Brittany on priorities:
Holidays, especially this one spent living with my gracious family, put me in mind of priorities, and how different values can cause conflict. My husband and I are both neglectful housekeepers. Or maybe good-enough housekeepers. We cleaned a doctor’s office for a while, and once you’ve been paid to clean, you kind of resent doing it for free.
On the other side, my parents, my mom in particular, keeps a gorgeous house. If it weren’t for the three of us, my parents could put the house on the market tomorrow or have a magazine shoot for an article on decked-out kitchens, or fabulous master suites, or making your house feel like a five star resort. It’s decked out in gold and silver for Christmas and the house is amazingly beautiful.
And it’s like this all the time. It’s easy to take it for granted as a visitor, but keeping a house at this level of perfection all the time is a full-time job.
But I already have a full-time job. Well, more like three part-time jobs, plus blogging and freelancing. So there’s conflict.
I feel like education and charity are more important than housekeeping, so I bristle at the high expectations. When I finally get five minutes, I want to read on my phone, not pick up after my son.
You might even be agreeing with me right now, and thinking my mom should loosen up, but she’s actually performing charity when she welcomes me into this spotless museum of a home and she’s teaching my son about hard work and thoughtfulness by teaching him to clean up after himself.
So while she has my son out shopping with her to give me a break, I took a minute before I wrote this to help her. I put her laundry in the dryer, and picked up my son’s shoes, and took out the trash (and remembered to put in a new trash bag!), and took her yappy furbag for a walk. Because her priorities aren’t any less valuable than mine, even if I don’t share them.
Sarah, in reply:
The discussion of priorities reminds me that, this time of year, I find myself at odds. With myself. With others. With myself.
Honestly, I don’t care about the presents. And I wish I didn’t have to worry about them. I wish our Christmas gatherings could be about time together and not about stuff. Part of that is because if I can’t find the perfect gift, I’d rather just give you a hug. It’s all or nothin’. You get a boring gift card or this great thing I was inspired to get you.

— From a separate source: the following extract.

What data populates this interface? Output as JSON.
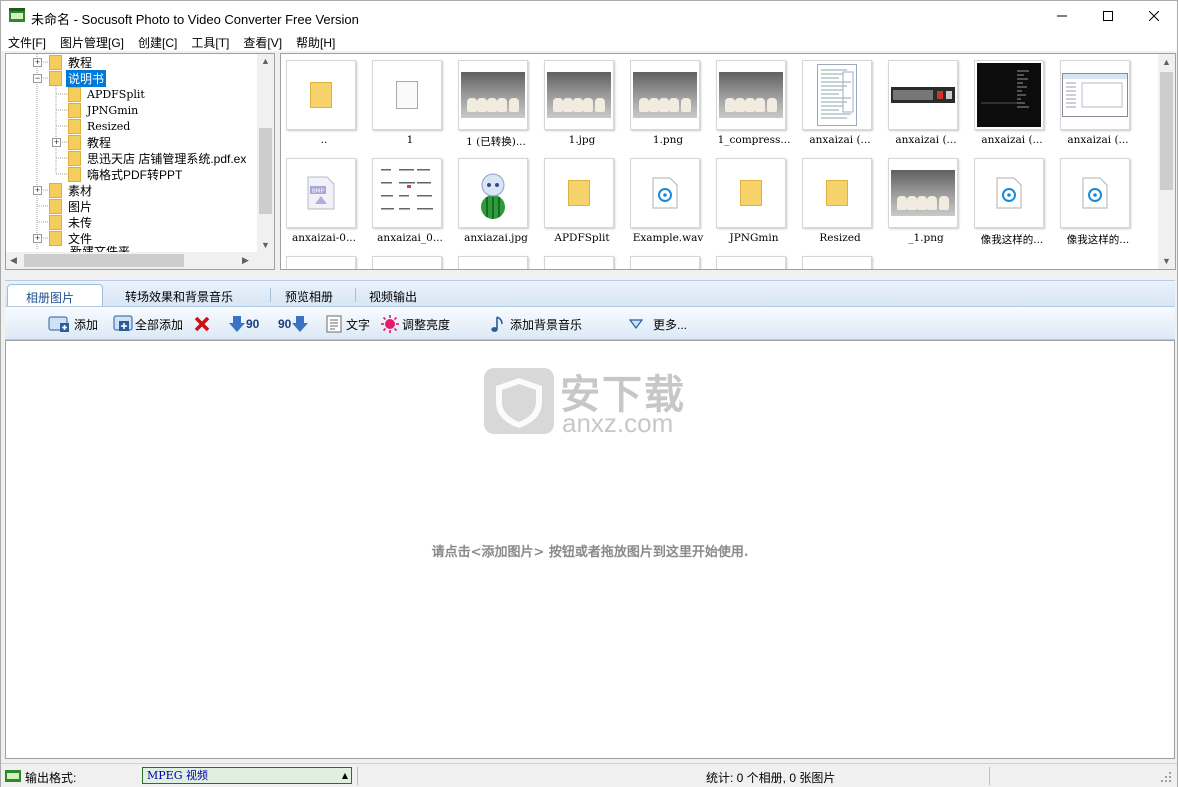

But…I have these kids who lovvvve presents. And I have all these generous family members who lovvvvve giving them gifts.
And…maybe it’s not about me. (Ya think?)
Just last night, wedged between about a thousand deadlines and projects, my husband came home with our tree. And when our house filled with the smell of pine and the soundtrack of delighted children, I realized something.
This season is a reminder to me. As we prepare for Christmas through Advent, I journey down a well-worn path toward a baby. He’s a baby I’ve never held, but who I’ve seen.
I’ve seen him in the text from a dear friend who offered to take my son so that I could crank out work like a crazy woman. I’ve felt him in the smiles of an uncle who shared his birthday meal with my family. I’ve heard him in the laughter of the people around me who are plotting their surprises and what giving is best done how and when and what.
This Advent, I’ve watched a family pull together once again. I’ve dug in myself, without even thinking and despite the crazy schedule I’ve been keeping lately.
Am I ready for Christmas? Nope. I never am. The presents may be purchased and wrapped and ready. The house may be decorated and the tree may be lit and dinner may be planned. And I can only hope that, in a few more days, I’m more open to the beauty I’ve been given and the season of joy that awaits me on Christmas Day.
Read all the posts in the An Atheist and a Catholic series here.
Wanted to say thank you for your sweet write up on my colleague, Dr. Jennifer Morse. We’re so honored to have her as one of the nine Catholics of the Year. I’m including your article in the next Ruth Institute newsletter. God bless!